* **Aim of the exercise**:
Scan each line of the records for the word "JSON" and extract the ones that have it.

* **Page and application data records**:
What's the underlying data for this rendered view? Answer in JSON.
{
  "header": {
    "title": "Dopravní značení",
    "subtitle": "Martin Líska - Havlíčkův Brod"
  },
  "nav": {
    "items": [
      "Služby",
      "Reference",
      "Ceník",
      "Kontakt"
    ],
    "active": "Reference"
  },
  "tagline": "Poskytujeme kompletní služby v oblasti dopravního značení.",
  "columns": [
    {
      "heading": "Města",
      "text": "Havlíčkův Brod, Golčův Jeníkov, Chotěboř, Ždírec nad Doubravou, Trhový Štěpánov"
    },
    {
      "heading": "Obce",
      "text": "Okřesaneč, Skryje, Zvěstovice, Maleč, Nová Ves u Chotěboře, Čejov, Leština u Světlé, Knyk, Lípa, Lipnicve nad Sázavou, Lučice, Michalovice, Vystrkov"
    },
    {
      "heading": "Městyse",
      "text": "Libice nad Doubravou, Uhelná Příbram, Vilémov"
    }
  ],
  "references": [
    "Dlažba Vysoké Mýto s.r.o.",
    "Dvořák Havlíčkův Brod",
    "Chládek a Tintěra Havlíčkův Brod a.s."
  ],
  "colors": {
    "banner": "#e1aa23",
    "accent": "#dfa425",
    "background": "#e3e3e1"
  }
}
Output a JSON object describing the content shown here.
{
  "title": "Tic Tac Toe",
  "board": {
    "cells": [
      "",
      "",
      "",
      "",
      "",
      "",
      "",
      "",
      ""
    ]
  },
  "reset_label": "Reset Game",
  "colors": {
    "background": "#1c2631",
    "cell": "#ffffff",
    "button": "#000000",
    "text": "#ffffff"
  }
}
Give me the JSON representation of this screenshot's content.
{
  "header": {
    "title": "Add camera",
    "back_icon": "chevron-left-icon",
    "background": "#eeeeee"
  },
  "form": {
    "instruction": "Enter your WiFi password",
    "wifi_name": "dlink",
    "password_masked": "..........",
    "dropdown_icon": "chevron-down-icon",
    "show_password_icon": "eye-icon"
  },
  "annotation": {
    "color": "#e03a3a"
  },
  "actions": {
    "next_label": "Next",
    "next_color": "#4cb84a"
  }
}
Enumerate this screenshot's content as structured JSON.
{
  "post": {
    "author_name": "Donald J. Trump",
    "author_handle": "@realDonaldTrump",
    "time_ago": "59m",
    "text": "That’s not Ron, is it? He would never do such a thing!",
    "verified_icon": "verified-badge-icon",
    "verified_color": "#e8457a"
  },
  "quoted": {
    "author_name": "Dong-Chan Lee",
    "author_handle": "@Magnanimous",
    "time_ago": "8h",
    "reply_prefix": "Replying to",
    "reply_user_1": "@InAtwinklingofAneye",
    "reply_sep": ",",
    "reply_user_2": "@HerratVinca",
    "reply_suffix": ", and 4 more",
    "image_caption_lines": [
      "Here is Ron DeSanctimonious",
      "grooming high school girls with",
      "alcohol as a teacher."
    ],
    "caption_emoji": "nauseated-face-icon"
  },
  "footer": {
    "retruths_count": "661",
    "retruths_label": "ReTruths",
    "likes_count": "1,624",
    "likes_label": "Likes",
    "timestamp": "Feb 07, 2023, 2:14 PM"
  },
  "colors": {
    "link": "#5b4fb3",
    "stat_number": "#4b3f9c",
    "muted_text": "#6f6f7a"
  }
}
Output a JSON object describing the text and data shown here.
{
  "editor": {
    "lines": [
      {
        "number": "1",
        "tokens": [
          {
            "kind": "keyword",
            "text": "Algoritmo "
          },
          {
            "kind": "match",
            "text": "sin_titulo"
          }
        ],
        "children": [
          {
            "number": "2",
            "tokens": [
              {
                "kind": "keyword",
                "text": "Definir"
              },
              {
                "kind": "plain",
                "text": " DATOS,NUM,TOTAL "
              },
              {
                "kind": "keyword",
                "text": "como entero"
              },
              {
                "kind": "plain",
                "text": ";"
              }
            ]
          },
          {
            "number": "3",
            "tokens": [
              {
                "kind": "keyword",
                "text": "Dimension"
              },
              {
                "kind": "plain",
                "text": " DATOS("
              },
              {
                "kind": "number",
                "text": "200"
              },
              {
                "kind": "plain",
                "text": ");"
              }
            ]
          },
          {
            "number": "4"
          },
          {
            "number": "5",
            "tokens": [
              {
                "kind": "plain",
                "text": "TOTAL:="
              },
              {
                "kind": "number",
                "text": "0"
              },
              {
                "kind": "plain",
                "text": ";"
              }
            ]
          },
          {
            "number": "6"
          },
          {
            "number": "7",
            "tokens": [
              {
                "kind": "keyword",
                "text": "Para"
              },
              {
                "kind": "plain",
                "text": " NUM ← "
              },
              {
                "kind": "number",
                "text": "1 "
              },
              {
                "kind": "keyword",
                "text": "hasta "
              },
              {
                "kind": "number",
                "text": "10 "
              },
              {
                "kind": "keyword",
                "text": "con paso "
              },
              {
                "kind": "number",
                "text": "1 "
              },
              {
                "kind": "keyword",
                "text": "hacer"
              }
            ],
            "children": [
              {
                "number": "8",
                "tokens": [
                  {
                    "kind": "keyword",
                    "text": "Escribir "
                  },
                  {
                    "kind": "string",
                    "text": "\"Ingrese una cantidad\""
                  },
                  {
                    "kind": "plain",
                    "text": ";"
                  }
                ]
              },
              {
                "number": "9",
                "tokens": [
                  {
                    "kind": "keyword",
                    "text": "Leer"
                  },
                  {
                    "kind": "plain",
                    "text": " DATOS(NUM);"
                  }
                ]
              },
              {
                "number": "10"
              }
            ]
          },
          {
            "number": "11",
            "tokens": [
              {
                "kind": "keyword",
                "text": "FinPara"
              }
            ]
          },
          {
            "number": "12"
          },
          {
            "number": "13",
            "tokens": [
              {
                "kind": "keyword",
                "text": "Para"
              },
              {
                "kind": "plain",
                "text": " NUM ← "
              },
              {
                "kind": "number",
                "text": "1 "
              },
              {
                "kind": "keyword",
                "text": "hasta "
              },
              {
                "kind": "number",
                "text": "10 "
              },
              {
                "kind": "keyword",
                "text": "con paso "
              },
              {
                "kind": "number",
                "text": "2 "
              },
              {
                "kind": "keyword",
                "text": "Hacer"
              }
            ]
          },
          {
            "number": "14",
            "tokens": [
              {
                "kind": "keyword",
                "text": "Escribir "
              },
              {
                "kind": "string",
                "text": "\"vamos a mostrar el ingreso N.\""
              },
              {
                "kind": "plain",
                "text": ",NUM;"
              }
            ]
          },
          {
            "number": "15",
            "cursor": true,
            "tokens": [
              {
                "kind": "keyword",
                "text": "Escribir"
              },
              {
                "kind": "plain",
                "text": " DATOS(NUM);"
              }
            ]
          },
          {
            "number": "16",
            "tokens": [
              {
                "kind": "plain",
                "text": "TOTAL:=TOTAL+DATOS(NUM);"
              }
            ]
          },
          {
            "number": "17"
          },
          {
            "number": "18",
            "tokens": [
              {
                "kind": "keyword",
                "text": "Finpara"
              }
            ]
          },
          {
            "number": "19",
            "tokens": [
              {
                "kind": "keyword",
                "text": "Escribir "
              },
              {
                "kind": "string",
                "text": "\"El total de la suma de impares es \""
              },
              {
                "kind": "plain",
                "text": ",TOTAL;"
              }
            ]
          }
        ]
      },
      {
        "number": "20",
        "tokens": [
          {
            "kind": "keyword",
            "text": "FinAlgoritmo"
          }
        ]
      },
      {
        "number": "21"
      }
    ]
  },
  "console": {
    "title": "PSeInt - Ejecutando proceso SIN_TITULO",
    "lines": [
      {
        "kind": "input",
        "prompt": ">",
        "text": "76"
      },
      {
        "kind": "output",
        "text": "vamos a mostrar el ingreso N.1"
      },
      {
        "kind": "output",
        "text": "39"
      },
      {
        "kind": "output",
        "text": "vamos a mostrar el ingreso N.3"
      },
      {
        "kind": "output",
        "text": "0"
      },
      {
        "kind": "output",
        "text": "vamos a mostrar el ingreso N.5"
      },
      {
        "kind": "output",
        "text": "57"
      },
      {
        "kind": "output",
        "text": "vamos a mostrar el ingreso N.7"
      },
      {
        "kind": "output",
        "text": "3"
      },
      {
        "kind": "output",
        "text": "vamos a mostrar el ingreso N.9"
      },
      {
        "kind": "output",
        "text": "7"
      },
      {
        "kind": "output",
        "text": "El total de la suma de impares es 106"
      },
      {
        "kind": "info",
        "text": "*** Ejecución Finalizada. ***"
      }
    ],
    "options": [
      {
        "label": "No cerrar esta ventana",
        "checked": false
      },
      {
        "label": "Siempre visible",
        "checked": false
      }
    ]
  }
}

* **Answer section**:
What's the underlying data for this rendered view? Answer in JSON.
Output a JSON object describing the content shown here.
Give me the JSON representation of this screenshot's content.
Enumerate this screenshot's content as structured JSON.
Output a JSON object describing the text and data shown here.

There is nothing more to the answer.